    The next method is still in the development at CBS, and a paper is being written about this method. Basically, the method uses HMM to predict rRNA genes by using structural alignments of rRNA genes. Other methods relies on BLAST to find close homologs but such methods are likely to give too few hits and fails to find start/stop position of the gene very accuratly.

    1. Execute 'rnammer' to preduct 16s rRNA genes using a Hidden Markov Model:
      foreach accession ( AE017042 BA000021 AP008232 AP009048 CP000247 CP000243 CP000036 CP000034 )
      rnammer -multi -S bac -m ssu -gff source/$accession.rnammer.ssu.gff source/$accession.fsa &
    2. Again, the output is in GFF, and we do a simple count to extract the number of 16s rRNA genes:
      echo "delete from brazilworkshop06.features where user=USER() and featuretype='rRNA'" | mysql
      foreach accession ( AE017042 BA000021 AP008232 AP009048 CP000247  CP000243 CP000036 CP000034 )
      perl -ane 'chomp;next unless $F[1]=~ /RNAmmer/ and $F[2] eq "rRNA";print "replace into brazilworkshop06.features (accession,user,featuretype,start,stop,dir) \
      VALUES (\"$F[0]\",USER(),\"rRNA\",$F[3],$F[4],\"$F[6]\");\n";' < source/$accession.rnammer.ssu.gff | mysql
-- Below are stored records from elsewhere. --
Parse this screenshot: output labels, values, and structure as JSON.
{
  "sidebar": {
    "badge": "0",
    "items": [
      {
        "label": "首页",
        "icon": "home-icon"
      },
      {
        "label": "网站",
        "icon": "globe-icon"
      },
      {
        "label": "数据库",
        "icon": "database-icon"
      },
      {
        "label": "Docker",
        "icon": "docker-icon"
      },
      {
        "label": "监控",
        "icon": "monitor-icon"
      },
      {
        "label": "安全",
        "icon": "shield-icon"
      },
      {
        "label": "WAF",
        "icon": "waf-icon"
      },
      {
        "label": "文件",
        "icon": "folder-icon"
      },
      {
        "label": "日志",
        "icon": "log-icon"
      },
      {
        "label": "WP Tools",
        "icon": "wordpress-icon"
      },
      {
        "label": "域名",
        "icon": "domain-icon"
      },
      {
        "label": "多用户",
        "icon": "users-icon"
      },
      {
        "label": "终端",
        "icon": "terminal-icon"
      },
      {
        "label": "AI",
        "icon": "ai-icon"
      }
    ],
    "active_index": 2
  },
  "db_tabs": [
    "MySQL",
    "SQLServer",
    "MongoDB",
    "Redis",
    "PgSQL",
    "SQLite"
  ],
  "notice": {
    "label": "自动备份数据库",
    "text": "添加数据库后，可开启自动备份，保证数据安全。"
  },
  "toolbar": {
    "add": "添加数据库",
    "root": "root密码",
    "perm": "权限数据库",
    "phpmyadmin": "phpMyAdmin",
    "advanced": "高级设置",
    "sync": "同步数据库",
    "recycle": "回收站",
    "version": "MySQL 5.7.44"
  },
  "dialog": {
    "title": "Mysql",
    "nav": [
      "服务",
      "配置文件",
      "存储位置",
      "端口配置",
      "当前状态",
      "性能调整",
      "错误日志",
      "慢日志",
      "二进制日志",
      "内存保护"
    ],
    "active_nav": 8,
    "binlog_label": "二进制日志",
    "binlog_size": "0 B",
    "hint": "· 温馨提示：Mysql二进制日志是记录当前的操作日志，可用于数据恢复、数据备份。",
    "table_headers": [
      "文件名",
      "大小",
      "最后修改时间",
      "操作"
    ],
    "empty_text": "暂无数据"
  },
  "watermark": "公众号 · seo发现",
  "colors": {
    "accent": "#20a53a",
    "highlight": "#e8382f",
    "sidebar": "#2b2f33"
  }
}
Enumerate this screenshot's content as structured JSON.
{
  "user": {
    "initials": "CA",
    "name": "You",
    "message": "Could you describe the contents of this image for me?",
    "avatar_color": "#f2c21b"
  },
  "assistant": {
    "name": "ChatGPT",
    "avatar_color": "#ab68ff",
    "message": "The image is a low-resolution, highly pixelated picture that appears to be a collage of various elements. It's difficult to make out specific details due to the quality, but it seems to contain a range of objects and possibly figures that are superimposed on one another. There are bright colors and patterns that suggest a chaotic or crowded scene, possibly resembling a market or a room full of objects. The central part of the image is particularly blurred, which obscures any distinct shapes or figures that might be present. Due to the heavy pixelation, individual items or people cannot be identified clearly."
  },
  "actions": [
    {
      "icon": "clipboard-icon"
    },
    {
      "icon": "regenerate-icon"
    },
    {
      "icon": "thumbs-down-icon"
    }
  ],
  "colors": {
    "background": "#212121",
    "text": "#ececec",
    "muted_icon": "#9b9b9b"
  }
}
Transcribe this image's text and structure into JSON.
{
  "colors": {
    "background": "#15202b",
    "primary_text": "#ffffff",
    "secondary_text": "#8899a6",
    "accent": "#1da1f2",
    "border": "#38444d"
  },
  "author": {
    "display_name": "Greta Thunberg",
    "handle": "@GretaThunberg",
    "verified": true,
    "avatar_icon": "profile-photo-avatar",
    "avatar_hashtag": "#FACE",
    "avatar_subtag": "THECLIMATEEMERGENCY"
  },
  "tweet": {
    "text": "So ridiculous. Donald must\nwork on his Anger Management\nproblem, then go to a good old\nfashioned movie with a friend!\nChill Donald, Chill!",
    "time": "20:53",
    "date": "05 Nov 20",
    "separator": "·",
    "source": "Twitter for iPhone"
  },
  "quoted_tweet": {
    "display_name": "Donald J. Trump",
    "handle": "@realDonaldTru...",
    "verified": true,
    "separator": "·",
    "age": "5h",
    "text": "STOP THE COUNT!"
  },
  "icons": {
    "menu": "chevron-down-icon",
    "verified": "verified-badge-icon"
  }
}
    Now, time for recap. You have now hopefully managed to download and convert full 6 genome sequences, and predicted coding sequences, tRNA, and rRNA in all of the. Also, you have stored all your predictions and a shared mysql table. You are now going to enter the mysql client in to order to access your results. You open the client by writing 'mysql' at the prompt. The new prompt will show 'mysql>' once it's ready. When pasting in mysql-code from the section below, please leave out the 'mysql>'-part. This is included just to make you aware, that the mysql client is active.

    1. Open the MySQL client:
      mysql>use brazilworkshop06
    2. We start out with a simple query. This will list all the genomes you have now analysed.
      mysql>select accession,organism,length(seq) from genomes where user=USER() order by organism;
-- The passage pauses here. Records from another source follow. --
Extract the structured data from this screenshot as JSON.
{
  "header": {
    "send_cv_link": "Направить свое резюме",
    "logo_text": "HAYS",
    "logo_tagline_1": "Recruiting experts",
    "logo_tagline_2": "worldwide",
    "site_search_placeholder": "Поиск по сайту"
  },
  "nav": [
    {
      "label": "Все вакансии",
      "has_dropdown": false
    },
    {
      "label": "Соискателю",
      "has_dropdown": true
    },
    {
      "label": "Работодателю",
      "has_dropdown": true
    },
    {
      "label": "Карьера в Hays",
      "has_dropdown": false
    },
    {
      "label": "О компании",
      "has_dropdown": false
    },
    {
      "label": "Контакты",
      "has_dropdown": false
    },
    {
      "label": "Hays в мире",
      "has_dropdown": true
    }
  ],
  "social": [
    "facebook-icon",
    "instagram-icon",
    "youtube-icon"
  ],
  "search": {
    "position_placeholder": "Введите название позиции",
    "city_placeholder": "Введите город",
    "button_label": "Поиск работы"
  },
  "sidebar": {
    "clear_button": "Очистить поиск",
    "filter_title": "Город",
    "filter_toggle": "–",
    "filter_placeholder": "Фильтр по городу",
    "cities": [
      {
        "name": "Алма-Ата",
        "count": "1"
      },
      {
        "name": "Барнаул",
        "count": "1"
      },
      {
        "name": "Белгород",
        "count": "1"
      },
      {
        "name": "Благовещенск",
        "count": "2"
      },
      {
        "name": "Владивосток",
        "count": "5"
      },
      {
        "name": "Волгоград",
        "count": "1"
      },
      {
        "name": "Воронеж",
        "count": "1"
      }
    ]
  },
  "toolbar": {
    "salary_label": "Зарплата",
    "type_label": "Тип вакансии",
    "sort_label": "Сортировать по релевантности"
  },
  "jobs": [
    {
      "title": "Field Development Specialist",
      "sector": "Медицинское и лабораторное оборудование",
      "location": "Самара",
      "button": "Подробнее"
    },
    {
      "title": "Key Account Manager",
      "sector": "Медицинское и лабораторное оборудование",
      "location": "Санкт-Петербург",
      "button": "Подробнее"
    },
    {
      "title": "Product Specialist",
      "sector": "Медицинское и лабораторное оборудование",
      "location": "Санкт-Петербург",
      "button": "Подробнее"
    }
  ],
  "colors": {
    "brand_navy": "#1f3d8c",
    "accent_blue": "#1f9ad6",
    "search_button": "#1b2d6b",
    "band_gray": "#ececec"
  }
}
    3. Next is to look at the features you have predicted for each accession number:
      mysql>select accession,count(*) from features where user=USER() and featuretype='rRNA' group by accession;
      Repeat this step for CDS' and tRNA.

      You could also list all features predicted by doing a group by accession and the feature type:
      mysql>select featuretype,accession,count(*) from features where user=USER()  group by accession,featuretype;

    4. MySQL also allows you to cross reference tables (relational query). This query will summarize the total length of predicted CDS' for each genome as well as avarage gene length.
      Remember that genome length was stored in a
      mysql>select genomes.accession,organism,sum(stop-start+1) as total_length,avg(stop-start+1) as avg_length from features,genomes where features.user=USER() \
      	and featuretype='CDS' and features.user = genomes.user and genomes.accession = features.accession group by genomes.accession;
    5. We can also perform a relational query between the genomes table and the features table in order to derive the coding density. The coding density is the total length of all CDS' divided by the total genome (this fraction is the percentage of the total coding capacity of the genome)
    6. mysql>select features.accession,organism,sum(stop-start+1)/length(seq) as Coding_Density from features,genomes where\
      	featuretype = 'CDS' and features.user = genomes.user and features.user = USER() and features.accession = genomes.accession group by features.accession;

    1. Do you see any variation among the coding densities and if yes, can you find explanations as to why? (You may need to do some Google)
    2. Which genome has the most number of genes?
    3. Which genome has the fewest number of genes?
    4. Is there a correlation between number of genes and number of tRNAs, and rRNAs?
    5. In the coming exercise, we will calculate the AT content of the genome sequences.

    Below is included a graphic which explains what you have done so far.


EasyGene - a prokaryotic gene finder that ranks ORFs by statistical significance.
Thomas Schou Larsen and Anders Krogh.
BMC Bioinformatics 2003, 4:21

RNammer: consistent annotation of rRNA genes in genomic sequences
Karin Lagesen, Peter Fischer Hallin, and David W. Ussery
Manuscript in preperation